BEGIN INFORMATION SHOWN

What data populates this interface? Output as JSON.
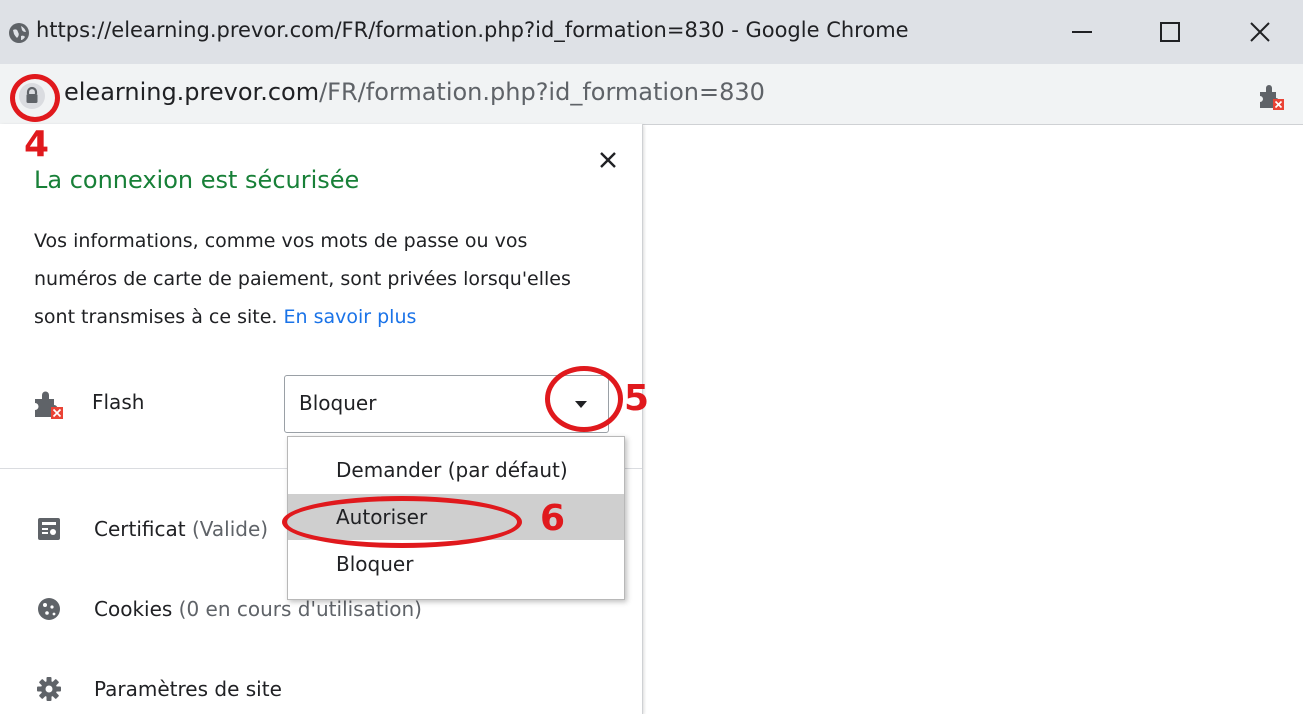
{
  "window": {
    "title": "https://elearning.prevor.com/FR/formation.php?id_formation=830 - Google Chrome"
  },
  "address_bar": {
    "host": "elearning.prevor.com",
    "path": "/FR/formation.php?id_formation=830"
  },
  "popup": {
    "title": "La connexion est sécurisée",
    "description": "Vos informations, comme vos mots de passe ou vos numéros de carte de paiement, sont privées lorsqu'elles sont transmises à ce site.",
    "learn_more": "En savoir plus",
    "flash": {
      "label": "Flash",
      "selected": "Bloquer",
      "options": [
        "Demander (par défaut)",
        "Autoriser",
        "Bloquer"
      ],
      "highlighted_option": "Autoriser"
    },
    "certificate": {
      "label": "Certificat",
      "status": "(Valide)"
    },
    "cookies": {
      "label": "Cookies",
      "status": "(0 en cours d'utilisation)"
    },
    "site_settings": {
      "label": "Paramètres de site"
    }
  },
  "annotations": {
    "step4": "4",
    "step5": "5",
    "step6": "6",
    "color": "#e0191d"
  },
  "colors": {
    "secure_green": "#188038",
    "link_blue": "#1a73e8",
    "titlebar": "#dee1e6",
    "addressbar": "#f1f3f4"
  },
  "icons": {
    "title": "globe-icon",
    "lock": "lock-icon",
    "extension": "blocked-plugin-icon",
    "close": "close-icon",
    "certificate": "certificate-icon",
    "cookies": "cookie-icon",
    "settings": "gear-icon"
  }
}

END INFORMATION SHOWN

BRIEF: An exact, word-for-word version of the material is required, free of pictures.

RESPONSE FOR THIS EXERCISE:
What data populates this interface? Output as JSON.
{
  "window": {
    "title": "https://elearning.prevor.com/FR/formation.php?id_formation=830 - Google Chrome"
  },
  "address_bar": {
    "host": "elearning.prevor.com",
    "path": "/FR/formation.php?id_formation=830"
  },
  "popup": {
    "title": "La connexion est sécurisée",
    "description": "Vos informations, comme vos mots de passe ou vos numéros de carte de paiement, sont privées lorsqu'elles sont transmises à ce site.",
    "learn_more": "En savoir plus",
    "flash": {
      "label": "Flash",
      "selected": "Bloquer",
      "options": [
        "Demander (par défaut)",
        "Autoriser",
        "Bloquer"
      ],
      "highlighted_option": "Autoriser"
    },
    "certificate": {
      "label": "Certificat",
      "status": "(Valide)"
    },
    "cookies": {
      "label": "Cookies",
      "status": "(0 en cours d'utilisation)"
    },
    "site_settings": {
      "label": "Paramètres de site"
    }
  },
  "annotations": {
    "step4": "4",
    "step5": "5",
    "step6": "6",
    "color": "#e0191d"
  },
  "colors": {
    "secure_green": "#188038",
    "link_blue": "#1a73e8",
    "titlebar": "#dee1e6",
    "addressbar": "#f1f3f4"
  },
  "icons": {
    "title": "globe-icon",
    "lock": "lock-icon",
    "extension": "blocked-plugin-icon",
    "close": "close-icon",
    "certificate": "certificate-icon",
    "cookies": "cookie-icon",
    "settings": "gear-icon"
  }
}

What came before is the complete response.